1 OBJECT AND SCOPE This Standard is intended to establish a common sys- Table 1 Examples of Content Descriptions Appearing in a Legend tem to assist in identification of hazardous materials conveyed in piping systems and their hazards when released in the environment. This scheme concerns identification of contents of pip- ing systems. It is recommended for the identification of piping systems used in industrial, commercial and institutional installations, and in buildings used for pub- lic assembly. It does not apply to buried pipelines nor to electrical conduits. Existing schemes for identification shall be considered as meeting the requirements of this Standard if “HOT WATER” “SLURRY” “AIR 100 PSIG” “ARGON 500 PSIG” “PROPANE” “H. P. RETURN” ANSI Z535.1, Safety Color Code “HYDRAULIC OIL” “FOAM” “CARBON TETRACHLORIDE” “CAUSTIC” “SULFURIC ACID” “STEAM 100 PSIG” (a) such schemes are described in writing (b) employees are trained as to the operation and haz- ards of the piping systems 2 DEFINITIONS AND REFERENCES 2.1 Piping Systems For the purpose of this Standard, piping systems shall include piping of any kind including fittings, valves, and pipe coverings. Supports, brackets, or other accesso- ries are specifically excluded from applications of this Standard. Piping is defined as conduits used to convey, distribute, mix, separate, discharge, meter, control, or snub fluid flows. 2.2 Materials 2.2.1 Flammable. This classification includes fluids, which under ambient or expected operating conditions, are a vapor or produce vapors that can be ignited and continue to burn in air. The term thus may apply, depending on service conditions, to fluids defined for other purposes as flammable or combustible. 2.2.2 Combustible. This classification includes flu- ids that can burn, but are not flammable. 2.2.3 Toxic and Corrosive.

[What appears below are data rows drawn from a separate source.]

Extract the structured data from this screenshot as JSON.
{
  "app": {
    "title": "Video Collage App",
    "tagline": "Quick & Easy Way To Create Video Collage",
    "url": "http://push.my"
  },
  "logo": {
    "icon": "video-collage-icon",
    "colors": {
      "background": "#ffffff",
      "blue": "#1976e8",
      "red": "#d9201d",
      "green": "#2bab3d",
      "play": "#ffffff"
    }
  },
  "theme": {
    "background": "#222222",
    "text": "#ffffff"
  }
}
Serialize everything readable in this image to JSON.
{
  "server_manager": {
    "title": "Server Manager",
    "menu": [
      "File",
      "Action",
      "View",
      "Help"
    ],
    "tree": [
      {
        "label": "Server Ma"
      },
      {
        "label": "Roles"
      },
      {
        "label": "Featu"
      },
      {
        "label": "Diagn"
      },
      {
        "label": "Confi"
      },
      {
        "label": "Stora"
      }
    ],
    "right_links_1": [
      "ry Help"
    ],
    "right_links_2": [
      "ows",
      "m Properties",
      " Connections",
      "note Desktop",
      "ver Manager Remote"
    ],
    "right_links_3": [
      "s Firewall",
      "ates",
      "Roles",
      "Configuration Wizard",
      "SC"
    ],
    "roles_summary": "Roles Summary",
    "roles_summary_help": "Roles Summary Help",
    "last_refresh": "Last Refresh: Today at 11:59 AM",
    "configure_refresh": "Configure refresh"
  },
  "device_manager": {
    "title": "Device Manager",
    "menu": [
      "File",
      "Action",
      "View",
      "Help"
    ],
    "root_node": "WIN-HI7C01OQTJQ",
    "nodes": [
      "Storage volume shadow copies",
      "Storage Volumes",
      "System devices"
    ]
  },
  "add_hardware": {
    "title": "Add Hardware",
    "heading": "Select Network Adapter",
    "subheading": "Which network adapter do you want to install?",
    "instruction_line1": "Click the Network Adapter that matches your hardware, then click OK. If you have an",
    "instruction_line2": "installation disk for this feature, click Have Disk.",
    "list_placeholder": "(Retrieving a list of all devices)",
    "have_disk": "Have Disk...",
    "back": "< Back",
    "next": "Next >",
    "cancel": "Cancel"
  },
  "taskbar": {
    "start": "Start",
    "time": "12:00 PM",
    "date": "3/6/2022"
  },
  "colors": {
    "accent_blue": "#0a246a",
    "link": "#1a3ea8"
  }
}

This classification includes fluids that are corrosive or toxic, or will produce corrosive or toxic substances when released. 2.2.4 Fire Quenching.
3 METHOD OF IDENTIFICATION 3.1 Legend This Standard considers a legend to be primary and explicit for identification of contents. Positive identifica- tion of the contents of a piping system shall be by lettered legend, giving the name of the contents in full or abbrevi- ated form (see Table 1). Arrows shall be used to indicate direction of flow. Where flow can be in both directions, arrows in both directions shall be displayed. Contents shall be identified by a legend with sufficient additional details such as temperature, pressure, etc., as are neces- sary to identify the hazard. Legends shall be brief, informative, pointed, and sim- ple for greatest effectiveness. Legends shall be applied close to valves or flanges and adjacent to changes in direction, branches, and where pipes pass through walls or floors; and at intervals on straight pipe runs sufficient for identification. Identification may be accomplished by stenciling, the use of tape, or markers. In any situa- tion, the number and location of identification markers shall be based on the particular piping system. 3.2 Color Color should be used to identify the characteristic hazards of the contents. Color should be displayed on, or contiguous to, the piping by any physical means, but its use shall be in combination with legend. Color may be used in continuous, total length coverage or in inter- mittent displays. Colors preceded by the word “Safety” shall meet the requirements of ANSI Z535.1. See Table 2.
3.3 Visibility Attention shall be given to visibility with reference to Table 3 Size of Legend Letters Outside Diameter of Pipe Length of Color Size of Letters, pipe markings. Where pipelines are located above or below the normal line of vision, the lettering shall be placed below or above the horizontal centerline of the pipe. See Fig. 1. 3.4 Type and Size of Letters Contrast shall be provided between color field and legend for readability. Use of letters of standard style, 1 Covering, in. (mm) 3 ⁄ 4 to 1 1 ⁄ 4 (19 to 32) 1 1 ⁄ 2 to 2 (38 to 51) 2 1 ⁄ 2 to 6 (64 to 150) 8 to 10 (200 to 250) Over 10 (over 250) Field, A, in. (mm) 8 (200) 8 (200) 12 (300) 24 (600) 32 (800) B, in. (mm) 1 ⁄ 2 (13) 3 ⁄ 4 (19) 1 1 ⁄ 4 (32) 2 1 ⁄ 2 (64) 3 1 ⁄ 2 (89) in sizes 1 ⁄ 2 in. (13 mm) and larger, is recommended. See Table 3 for specific size recommendations. For identifica- tion of materials in pipes of less than 3 ⁄ 4 in. (19 mm) in diameter, and for valve and fitting identification, the use of a permanently legible tag is recommended.